    A thousand apologies for being so tardy in commenting on your articles. I have been totally slammed and I know that is no excuse. Please allow me a brief bit of time to catch up and formulate some replies.
    Hope that you are doing well until then.

    • Ahndrea, No apology is necessary! I do NOT have any misguided notions that when a new article of mine comes out people have to immediately stop what they are doing so that they can read the article(s) and comment. I would love to read your comments but you needn’t put any pressure on yourself to get them to me by a certain time. I do however want to thank you for writing to me. Thank you for being a loyal reader for as long as you have which I greatly appreciate. Thank you again for your note. All my best.

  2. “Staring with compensation it is important the recruiter knows how much you are being paid now in addition to your entire compensation package that would include bonuses and benefits”

    No, the recruiter does not need to know this at all. This is used by recruiters to reject people.
    Tell the candidate what the salary range plus benefits for the position. If it is OK with them, move forward.

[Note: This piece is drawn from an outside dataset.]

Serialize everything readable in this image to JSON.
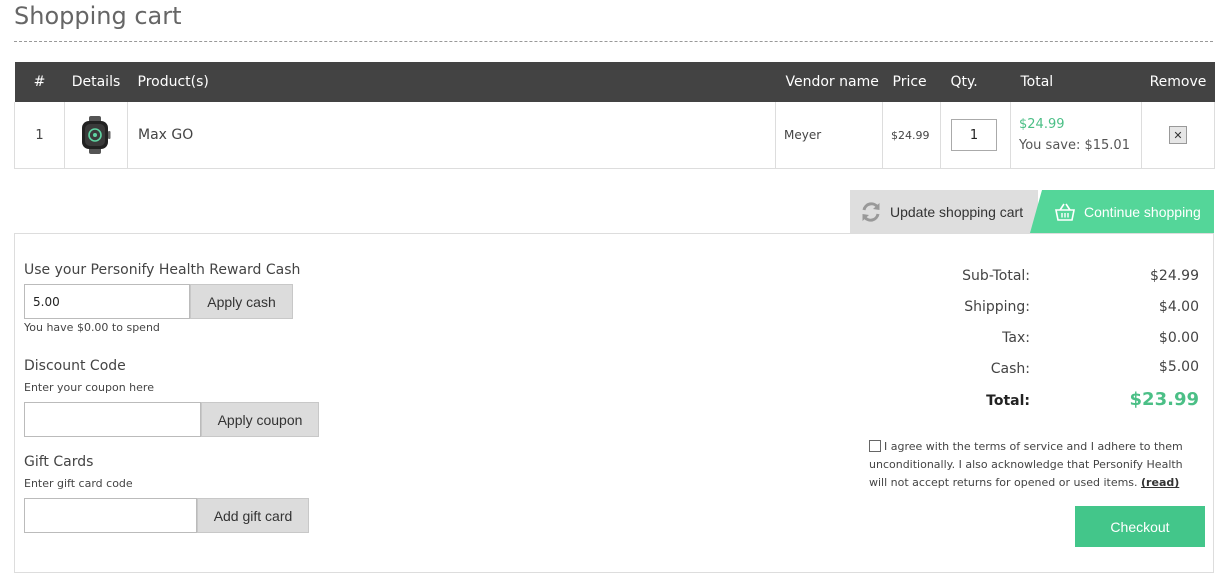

    If the candidate is woefully underpaid the recruiter will jump for joy because he’ll get a bonus for getting you under the low end of the range of the position, in addition to the usual commission.